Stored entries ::
########################################
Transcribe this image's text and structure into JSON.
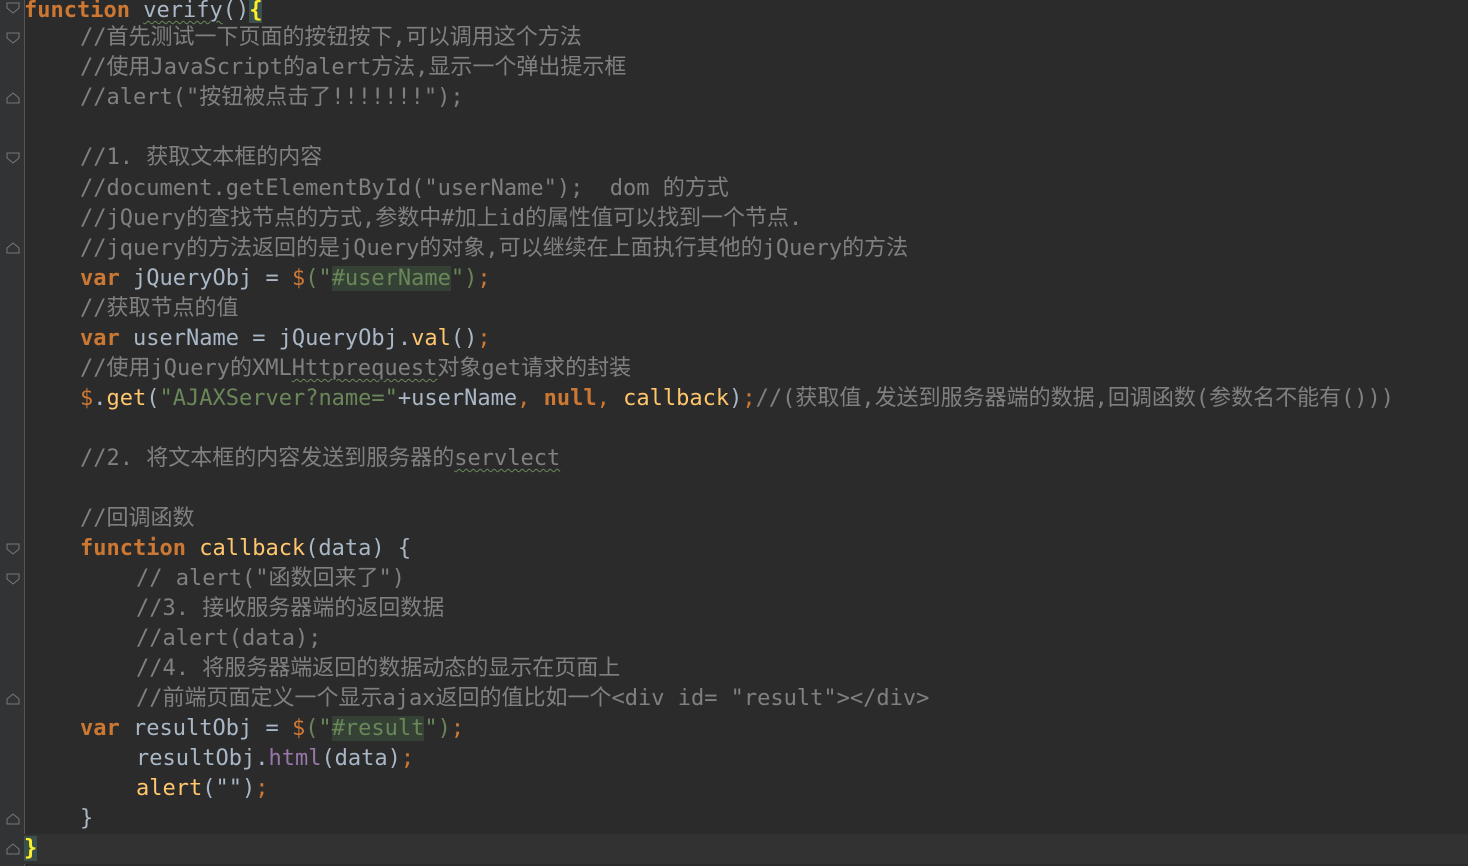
{
  "editor": {
    "theme_colors": {
      "background": "#2b2b2b",
      "gutter": "#313335",
      "keyword": "#cc7832",
      "comment": "#808080",
      "string": "#6a8759",
      "function_name": "#ffc66d",
      "identifier": "#a9b7c6"
    },
    "lines": {
      "l0": {
        "kw": "function",
        "sp": " ",
        "name": "verify",
        "paren": "()",
        "brace": "{"
      },
      "l1": {
        "comment": "//首先测试一下页面的按钮按下,可以调用这个方法"
      },
      "l2": {
        "comment": "//使用JavaScript的alert方法,显示一个弹出提示框"
      },
      "l3": {
        "comment": "//alert(\"按钮被点击了!!!!!!!\");"
      },
      "l5": {
        "comment": "//1. 获取文本框的内容"
      },
      "l6": {
        "comment": "//document.getElementById(\"userName\");  dom 的方式"
      },
      "l7": {
        "comment": "//jQuery的查找节点的方式,参数中#加上id的属性值可以找到一个节点."
      },
      "l8": {
        "comment": "//jquery的方法返回的是jQuery的对象,可以继续在上面执行其他的jQuery的方法"
      },
      "l9": {
        "kw": "var",
        "ident": " jQueryObj = ",
        "dollar": "$",
        "open": "(\"",
        "str": "#userName",
        "close": "\")",
        "semi": ";"
      },
      "l10": {
        "comment": "//获取节点的值"
      },
      "l11": {
        "kw": "var",
        "ident": " userName = jQueryObj.",
        "method": "val",
        "call": "()",
        "semi": ";"
      },
      "l12": {
        "comment_a": "//使用jQuery的XML",
        "comment_b": "Httprequest",
        "comment_c": "对象get请求的封装"
      },
      "l13": {
        "dollar": "$",
        "dot": ".",
        "method": "get",
        "open": "(",
        "str": "\"AJAXServer?name=\"",
        "plus": "+userName",
        "comma1": ", ",
        "null": "null",
        "comma2": ", ",
        "cb": "callback",
        "close": ")",
        "semi": ";",
        "comment": "//(获取值,发送到服务器端的数据,回调函数(参数名不能有()))"
      },
      "l15": {
        "comment_a": "//2. 将文本框的内容发送到服务器的",
        "comment_b": "servlect"
      },
      "l17": {
        "comment": "//回调函数"
      },
      "l18": {
        "kw": "function",
        "sp": " ",
        "name": "callback",
        "rest": "(data) {"
      },
      "l19": {
        "comment": "// alert(\"函数回来了\")"
      },
      "l20": {
        "comment": "//3. 接收服务器端的返回数据"
      },
      "l21": {
        "comment": "//alert(data);"
      },
      "l22": {
        "comment": "//4. 将服务器端返回的数据动态的显示在页面上"
      },
      "l23": {
        "comment": "//前端页面定义一个显示ajax返回的值比如一个<div id= \"result\"></div>"
      },
      "l24": {
        "kw": "var",
        "ident": " resultObj = ",
        "dollar": "$",
        "open": "(\"",
        "str": "#result",
        "close": "\")",
        "semi": ";"
      },
      "l25": {
        "ident": "resultObj.",
        "method": "html",
        "rest": "(data)",
        "semi": ";"
      },
      "l26": {
        "method": "alert",
        "rest": "(\"\")",
        "semi": ";"
      },
      "l27": {
        "brace": "}"
      },
      "l28": {
        "brace": "}"
      }
    }
  }
}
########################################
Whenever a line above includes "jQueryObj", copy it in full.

        "ident": " jQueryObj = ",
        "ident": " userName = jQueryObj.",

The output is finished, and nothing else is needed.